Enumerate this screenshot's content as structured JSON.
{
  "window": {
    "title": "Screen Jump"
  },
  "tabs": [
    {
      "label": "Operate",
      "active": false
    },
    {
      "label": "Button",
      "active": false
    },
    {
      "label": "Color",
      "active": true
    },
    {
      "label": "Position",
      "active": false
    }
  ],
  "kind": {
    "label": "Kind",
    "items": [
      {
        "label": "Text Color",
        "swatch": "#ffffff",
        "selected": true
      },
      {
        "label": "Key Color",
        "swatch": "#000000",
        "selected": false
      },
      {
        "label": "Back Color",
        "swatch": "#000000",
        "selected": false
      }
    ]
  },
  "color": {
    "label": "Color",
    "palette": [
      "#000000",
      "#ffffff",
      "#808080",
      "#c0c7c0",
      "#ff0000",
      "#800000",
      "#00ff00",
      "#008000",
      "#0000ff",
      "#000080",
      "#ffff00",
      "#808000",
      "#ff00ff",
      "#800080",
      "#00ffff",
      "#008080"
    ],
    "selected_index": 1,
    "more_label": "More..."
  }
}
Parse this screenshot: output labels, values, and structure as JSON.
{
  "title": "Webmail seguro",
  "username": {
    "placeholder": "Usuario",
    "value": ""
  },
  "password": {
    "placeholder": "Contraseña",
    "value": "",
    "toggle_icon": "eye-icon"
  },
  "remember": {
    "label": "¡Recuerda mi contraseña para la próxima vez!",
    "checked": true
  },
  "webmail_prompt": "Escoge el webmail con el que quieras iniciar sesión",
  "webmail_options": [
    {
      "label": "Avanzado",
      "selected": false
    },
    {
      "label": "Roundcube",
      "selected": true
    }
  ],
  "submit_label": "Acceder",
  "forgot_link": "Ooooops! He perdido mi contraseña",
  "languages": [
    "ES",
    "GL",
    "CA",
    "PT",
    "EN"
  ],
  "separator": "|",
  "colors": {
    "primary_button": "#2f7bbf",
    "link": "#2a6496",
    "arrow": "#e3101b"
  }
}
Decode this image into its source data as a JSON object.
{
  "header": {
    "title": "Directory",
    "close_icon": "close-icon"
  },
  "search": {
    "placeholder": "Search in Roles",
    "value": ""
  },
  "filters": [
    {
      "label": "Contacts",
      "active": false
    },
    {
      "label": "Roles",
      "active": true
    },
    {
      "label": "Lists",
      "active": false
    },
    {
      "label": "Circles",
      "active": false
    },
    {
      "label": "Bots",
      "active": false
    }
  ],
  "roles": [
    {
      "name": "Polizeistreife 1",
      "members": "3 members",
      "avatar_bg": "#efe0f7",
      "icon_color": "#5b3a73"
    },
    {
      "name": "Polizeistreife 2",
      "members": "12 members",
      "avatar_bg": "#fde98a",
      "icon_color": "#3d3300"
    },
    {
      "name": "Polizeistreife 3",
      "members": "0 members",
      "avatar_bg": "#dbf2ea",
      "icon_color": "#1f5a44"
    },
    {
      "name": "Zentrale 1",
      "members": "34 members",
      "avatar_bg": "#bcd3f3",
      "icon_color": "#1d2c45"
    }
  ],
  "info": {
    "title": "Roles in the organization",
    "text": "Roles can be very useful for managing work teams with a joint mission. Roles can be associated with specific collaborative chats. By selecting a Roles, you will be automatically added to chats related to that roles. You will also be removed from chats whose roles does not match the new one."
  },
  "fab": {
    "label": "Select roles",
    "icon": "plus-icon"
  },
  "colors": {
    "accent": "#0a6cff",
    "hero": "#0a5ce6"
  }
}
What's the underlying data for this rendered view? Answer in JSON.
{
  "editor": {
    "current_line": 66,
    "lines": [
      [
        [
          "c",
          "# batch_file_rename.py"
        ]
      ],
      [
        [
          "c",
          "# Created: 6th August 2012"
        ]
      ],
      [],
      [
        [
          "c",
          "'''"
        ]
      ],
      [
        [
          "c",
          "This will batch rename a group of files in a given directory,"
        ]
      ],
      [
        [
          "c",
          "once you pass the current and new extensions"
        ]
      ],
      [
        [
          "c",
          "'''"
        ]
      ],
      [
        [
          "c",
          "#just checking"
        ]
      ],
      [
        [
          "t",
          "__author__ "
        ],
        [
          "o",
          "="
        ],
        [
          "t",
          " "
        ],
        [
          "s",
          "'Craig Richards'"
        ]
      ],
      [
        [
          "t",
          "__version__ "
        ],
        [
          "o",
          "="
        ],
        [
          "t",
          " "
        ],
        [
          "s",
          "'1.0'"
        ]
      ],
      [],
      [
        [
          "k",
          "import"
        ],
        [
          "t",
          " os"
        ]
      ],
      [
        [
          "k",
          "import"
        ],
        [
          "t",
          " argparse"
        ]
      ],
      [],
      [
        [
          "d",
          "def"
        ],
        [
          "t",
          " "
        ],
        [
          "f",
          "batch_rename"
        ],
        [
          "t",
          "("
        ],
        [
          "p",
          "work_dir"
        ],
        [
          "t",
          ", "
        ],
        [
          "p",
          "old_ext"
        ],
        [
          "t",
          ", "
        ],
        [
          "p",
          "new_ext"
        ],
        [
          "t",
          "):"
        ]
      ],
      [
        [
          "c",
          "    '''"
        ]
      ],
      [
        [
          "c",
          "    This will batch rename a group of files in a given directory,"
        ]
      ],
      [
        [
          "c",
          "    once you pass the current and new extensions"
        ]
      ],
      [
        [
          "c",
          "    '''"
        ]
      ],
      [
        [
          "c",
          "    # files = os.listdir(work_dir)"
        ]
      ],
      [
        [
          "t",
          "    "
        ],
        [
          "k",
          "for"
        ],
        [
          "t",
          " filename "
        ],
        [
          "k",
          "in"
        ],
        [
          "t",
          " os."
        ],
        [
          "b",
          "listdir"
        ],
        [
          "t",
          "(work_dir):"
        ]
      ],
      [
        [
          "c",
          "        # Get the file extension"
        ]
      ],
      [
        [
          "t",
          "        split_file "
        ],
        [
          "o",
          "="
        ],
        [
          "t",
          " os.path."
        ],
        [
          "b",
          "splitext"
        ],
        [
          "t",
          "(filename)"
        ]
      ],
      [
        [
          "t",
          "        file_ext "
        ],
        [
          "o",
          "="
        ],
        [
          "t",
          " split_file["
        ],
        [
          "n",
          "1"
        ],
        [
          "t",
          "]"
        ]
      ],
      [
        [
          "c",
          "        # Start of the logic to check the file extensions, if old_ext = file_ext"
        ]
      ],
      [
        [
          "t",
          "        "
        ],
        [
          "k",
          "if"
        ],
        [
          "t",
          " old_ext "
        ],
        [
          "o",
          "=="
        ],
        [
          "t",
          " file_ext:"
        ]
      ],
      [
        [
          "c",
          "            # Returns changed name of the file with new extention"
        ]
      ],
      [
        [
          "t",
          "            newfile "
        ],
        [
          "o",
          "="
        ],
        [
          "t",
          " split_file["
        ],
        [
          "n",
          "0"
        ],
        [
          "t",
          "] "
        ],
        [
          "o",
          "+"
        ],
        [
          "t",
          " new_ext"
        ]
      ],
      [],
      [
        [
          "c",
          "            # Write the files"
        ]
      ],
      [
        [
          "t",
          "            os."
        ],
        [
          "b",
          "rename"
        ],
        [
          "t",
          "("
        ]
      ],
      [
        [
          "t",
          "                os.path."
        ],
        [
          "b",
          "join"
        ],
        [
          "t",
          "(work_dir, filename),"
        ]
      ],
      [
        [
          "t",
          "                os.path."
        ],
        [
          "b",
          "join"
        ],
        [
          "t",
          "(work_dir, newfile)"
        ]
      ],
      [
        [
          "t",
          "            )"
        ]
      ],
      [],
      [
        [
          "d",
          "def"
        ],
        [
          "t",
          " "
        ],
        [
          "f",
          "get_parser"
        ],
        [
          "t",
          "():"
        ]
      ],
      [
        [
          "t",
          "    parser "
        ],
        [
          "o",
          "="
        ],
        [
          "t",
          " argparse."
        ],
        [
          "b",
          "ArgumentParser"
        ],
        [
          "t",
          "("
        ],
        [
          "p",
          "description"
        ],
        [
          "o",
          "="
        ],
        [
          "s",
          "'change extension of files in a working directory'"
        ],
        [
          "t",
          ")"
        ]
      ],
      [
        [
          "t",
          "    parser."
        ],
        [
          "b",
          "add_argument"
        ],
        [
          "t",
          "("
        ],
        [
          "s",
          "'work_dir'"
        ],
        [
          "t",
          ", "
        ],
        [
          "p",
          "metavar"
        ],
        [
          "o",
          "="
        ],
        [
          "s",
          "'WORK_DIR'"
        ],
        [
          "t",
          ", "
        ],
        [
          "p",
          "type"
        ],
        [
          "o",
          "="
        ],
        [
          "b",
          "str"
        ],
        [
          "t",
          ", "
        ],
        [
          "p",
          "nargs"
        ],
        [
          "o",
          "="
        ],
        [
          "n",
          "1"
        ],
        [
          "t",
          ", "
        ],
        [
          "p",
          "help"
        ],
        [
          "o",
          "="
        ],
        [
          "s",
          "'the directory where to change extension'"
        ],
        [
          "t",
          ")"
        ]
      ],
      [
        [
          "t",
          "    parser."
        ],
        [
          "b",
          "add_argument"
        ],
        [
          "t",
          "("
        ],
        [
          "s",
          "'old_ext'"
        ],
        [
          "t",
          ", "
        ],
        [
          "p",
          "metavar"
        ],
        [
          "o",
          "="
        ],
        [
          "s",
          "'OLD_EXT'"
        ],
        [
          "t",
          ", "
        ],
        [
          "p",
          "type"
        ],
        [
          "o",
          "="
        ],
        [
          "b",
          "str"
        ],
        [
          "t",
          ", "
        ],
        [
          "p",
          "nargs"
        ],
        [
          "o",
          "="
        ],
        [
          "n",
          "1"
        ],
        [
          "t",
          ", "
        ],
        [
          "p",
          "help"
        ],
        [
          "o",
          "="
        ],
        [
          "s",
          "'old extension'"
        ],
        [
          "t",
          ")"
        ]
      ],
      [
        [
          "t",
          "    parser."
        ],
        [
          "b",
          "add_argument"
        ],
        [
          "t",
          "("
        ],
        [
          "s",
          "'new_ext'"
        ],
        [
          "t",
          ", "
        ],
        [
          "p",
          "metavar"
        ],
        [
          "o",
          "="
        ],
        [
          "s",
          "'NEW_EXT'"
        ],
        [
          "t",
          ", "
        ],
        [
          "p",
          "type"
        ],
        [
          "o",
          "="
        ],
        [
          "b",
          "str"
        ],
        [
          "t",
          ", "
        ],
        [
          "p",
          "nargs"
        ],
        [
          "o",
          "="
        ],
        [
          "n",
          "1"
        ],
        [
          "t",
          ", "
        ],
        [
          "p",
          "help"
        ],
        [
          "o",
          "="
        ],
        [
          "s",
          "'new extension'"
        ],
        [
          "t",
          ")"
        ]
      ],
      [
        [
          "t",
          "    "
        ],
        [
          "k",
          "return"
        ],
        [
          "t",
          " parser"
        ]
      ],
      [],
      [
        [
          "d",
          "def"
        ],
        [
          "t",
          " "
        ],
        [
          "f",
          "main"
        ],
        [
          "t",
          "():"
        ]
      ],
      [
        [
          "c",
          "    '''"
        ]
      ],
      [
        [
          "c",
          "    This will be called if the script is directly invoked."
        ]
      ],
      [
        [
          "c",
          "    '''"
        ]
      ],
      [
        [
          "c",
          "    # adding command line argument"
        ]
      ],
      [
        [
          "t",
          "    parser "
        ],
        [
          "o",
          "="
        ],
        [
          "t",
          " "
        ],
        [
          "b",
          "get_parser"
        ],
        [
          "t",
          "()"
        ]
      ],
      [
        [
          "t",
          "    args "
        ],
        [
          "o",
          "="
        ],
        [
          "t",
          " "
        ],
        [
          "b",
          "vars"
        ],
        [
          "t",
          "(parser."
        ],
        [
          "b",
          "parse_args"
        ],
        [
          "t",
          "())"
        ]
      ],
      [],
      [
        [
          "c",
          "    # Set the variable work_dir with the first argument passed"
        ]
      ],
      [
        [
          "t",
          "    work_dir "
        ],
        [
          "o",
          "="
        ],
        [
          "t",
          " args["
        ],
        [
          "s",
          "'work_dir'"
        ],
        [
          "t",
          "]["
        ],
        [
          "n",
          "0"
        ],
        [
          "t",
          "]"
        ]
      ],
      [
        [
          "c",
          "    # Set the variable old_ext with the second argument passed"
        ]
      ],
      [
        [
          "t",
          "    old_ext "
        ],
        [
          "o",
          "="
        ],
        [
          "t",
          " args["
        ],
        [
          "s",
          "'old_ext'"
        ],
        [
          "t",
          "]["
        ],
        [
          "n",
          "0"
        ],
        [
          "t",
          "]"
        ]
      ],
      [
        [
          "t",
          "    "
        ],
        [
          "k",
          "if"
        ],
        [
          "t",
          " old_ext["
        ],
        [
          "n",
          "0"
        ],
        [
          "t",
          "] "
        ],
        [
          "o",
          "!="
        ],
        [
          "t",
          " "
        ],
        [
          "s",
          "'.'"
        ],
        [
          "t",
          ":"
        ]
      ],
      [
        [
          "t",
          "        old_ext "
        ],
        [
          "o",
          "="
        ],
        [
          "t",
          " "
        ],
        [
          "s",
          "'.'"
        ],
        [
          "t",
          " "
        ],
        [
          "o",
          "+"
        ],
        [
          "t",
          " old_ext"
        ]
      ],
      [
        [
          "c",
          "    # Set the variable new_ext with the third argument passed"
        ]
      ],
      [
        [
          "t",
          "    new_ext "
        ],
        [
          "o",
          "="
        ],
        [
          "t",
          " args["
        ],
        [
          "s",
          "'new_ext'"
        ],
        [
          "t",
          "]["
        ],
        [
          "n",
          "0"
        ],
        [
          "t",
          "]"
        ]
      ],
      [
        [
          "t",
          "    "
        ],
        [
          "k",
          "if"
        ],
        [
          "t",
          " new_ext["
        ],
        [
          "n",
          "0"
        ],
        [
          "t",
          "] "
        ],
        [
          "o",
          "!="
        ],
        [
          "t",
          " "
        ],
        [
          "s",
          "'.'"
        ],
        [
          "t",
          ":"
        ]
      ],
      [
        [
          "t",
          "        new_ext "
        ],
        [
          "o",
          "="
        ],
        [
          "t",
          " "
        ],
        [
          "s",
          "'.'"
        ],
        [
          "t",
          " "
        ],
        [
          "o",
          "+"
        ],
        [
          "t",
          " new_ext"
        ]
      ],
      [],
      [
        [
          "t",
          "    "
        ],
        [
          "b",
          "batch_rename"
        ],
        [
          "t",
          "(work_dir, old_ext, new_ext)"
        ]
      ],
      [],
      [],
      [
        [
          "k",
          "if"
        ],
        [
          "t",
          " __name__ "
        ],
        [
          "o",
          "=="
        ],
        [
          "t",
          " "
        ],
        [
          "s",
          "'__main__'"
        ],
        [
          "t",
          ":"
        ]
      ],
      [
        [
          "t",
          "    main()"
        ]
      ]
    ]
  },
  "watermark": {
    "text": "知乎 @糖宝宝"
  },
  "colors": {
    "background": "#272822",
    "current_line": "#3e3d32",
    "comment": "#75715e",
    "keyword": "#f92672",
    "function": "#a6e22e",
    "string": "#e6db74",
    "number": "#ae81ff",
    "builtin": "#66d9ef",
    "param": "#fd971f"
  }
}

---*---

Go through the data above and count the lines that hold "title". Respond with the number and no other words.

4